***** Dataset records *****
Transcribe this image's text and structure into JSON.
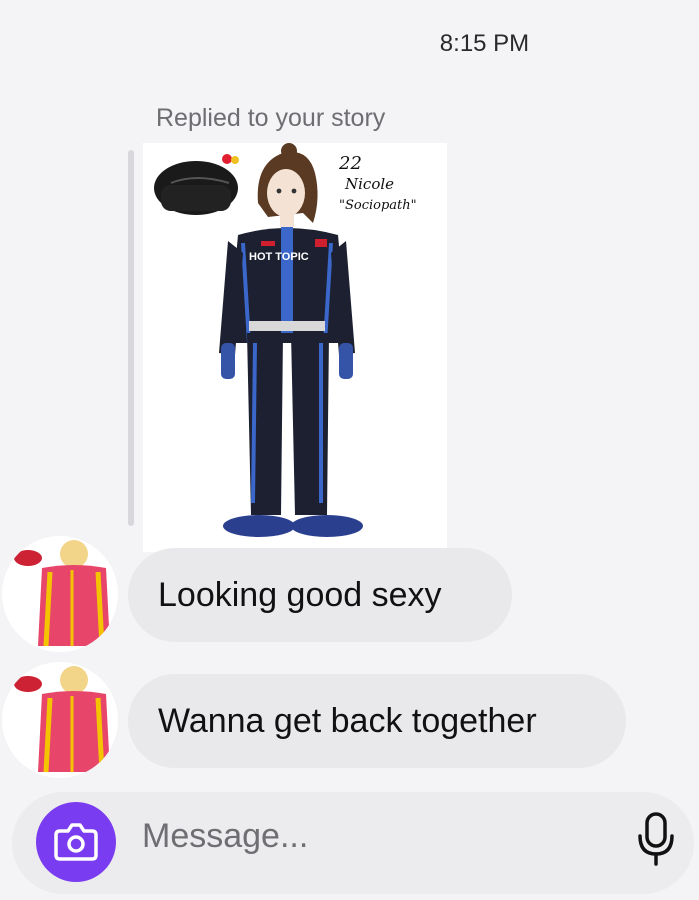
{
  "header": {
    "time": "8:15 PM"
  },
  "reply": {
    "label": "Replied to your story"
  },
  "story_image": {
    "number": "22",
    "name": "Nicole",
    "nickname": "\"Sociopath\"",
    "sponsor": "HOT TOPIC"
  },
  "messages": [
    {
      "text": "Looking good sexy"
    },
    {
      "text": "Wanna get back together"
    }
  ],
  "composer": {
    "placeholder": "Message...",
    "accent": "#7a3cf0"
  },
  "icons": [
    "camera-icon",
    "microphone-icon"
  ]
}
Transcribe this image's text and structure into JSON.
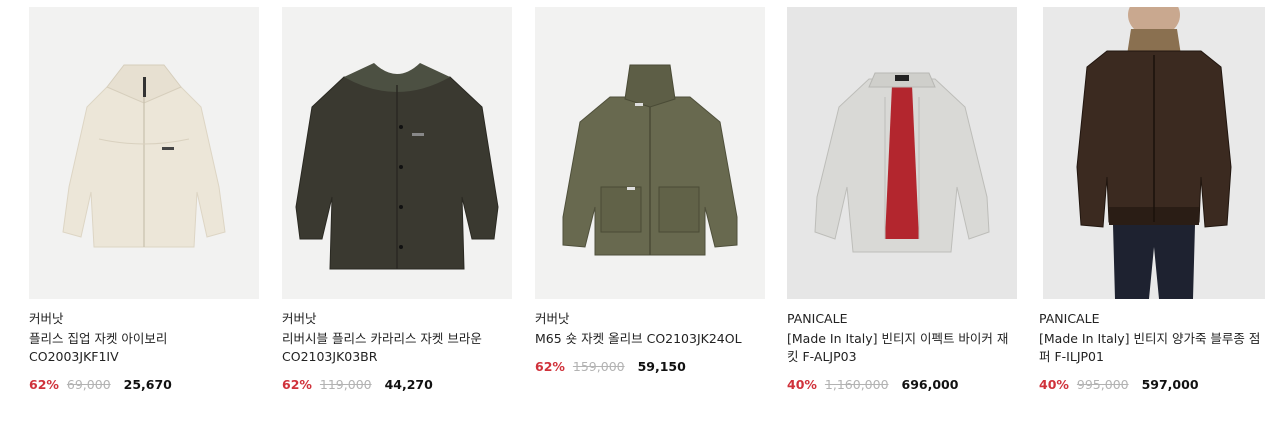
{
  "products": [
    {
      "brand": "커버낫",
      "name_line1": "플리스 집업 자켓 아이보리",
      "name_line2": "CO2003JKF1IV",
      "discount": "62%",
      "original_price": "69,000",
      "sale_price": "25,670",
      "image_icon": "ivory-fleece-zip-jacket-image"
    },
    {
      "brand": "커버낫",
      "name_line1": "리버시블 플리스 카라리스 자켓 브라운",
      "name_line2": "CO2103JK03BR",
      "discount": "62%",
      "original_price": "119,000",
      "sale_price": "44,270",
      "image_icon": "brown-reversible-fleece-jacket-image"
    },
    {
      "brand": "커버낫",
      "name_line1": "M65 숏 자켓 올리브 CO2103JK24OL",
      "name_line2": "",
      "discount": "62%",
      "original_price": "159,000",
      "sale_price": "59,150",
      "image_icon": "olive-m65-short-jacket-image"
    },
    {
      "brand": "PANICALE",
      "name_line1": "[Made In Italy] 빈티지 이펙트 바이커 재",
      "name_line2": "킷 F-ALJP03",
      "discount": "40%",
      "original_price": "1,160,000",
      "sale_price": "696,000",
      "image_icon": "white-leather-biker-jacket-image"
    },
    {
      "brand": "PANICALE",
      "name_line1": "[Made In Italy] 빈티지 양가죽 블루종 점",
      "name_line2": "퍼 F-ILJP01",
      "discount": "40%",
      "original_price": "995,000",
      "sale_price": "597,000",
      "image_icon": "brown-leather-blouson-image"
    }
  ],
  "colors": {
    "discount": "#d0323b",
    "original_price": "#b3b3b3",
    "sale_price": "#111111"
  }
}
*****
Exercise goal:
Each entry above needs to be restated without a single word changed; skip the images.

Response area:
Transcribe this image's text and structure into JSON.
{
  "header": {
    "time": "8:15 PM"
  },
  "reply": {
    "label": "Replied to your story"
  },
  "story_image": {
    "number": "22",
    "name": "Nicole",
    "nickname": "\"Sociopath\"",
    "sponsor": "HOT TOPIC"
  },
  "messages": [
    {
      "text": "Looking good sexy"
    },
    {
      "text": "Wanna get back together"
    }
  ],
  "composer": {
    "placeholder": "Message...",
    "accent": "#7a3cf0"
  },
  "icons": [
    "camera-icon",
    "microphone-icon"
  ]
}
Transcribe this image's text and structure into JSON.
{
  "products": [
    {
      "brand": "커버낫",
      "name_line1": "플리스 집업 자켓 아이보리",
      "name_line2": "CO2003JKF1IV",
      "discount": "62%",
      "original_price": "69,000",
      "sale_price": "25,670",
      "image_icon": "ivory-fleece-zip-jacket-image"
    },
    {
      "brand": "커버낫",
      "name_line1": "리버시블 플리스 카라리스 자켓 브라운",
      "name_line2": "CO2103JK03BR",
      "discount": "62%",
      "original_price": "119,000",
      "sale_price": "44,270",
      "image_icon": "brown-reversible-fleece-jacket-image"
    },
    {
      "brand": "커버낫",
      "name_line1": "M65 숏 자켓 올리브 CO2103JK24OL",
      "name_line2": "",
      "discount": "62%",
      "original_price": "159,000",
      "sale_price": "59,150",
      "image_icon": "olive-m65-short-jacket-image"
    },
    {
      "brand": "PANICALE",
      "name_line1": "[Made In Italy] 빈티지 이펙트 바이커 재",
      "name_line2": "킷 F-ALJP03",
      "discount": "40%",
      "original_price": "1,160,000",
      "sale_price": "696,000",
      "image_icon": "white-leather-biker-jacket-image"
    },
    {
      "brand": "PANICALE",
      "name_line1": "[Made In Italy] 빈티지 양가죽 블루종 점",
      "name_line2": "퍼 F-ILJP01",
      "discount": "40%",
      "original_price": "995,000",
      "sale_price": "597,000",
      "image_icon": "brown-leather-blouson-image"
    }
  ],
  "colors": {
    "discount": "#d0323b",
    "original_price": "#b3b3b3",
    "sale_price": "#111111"
  }
}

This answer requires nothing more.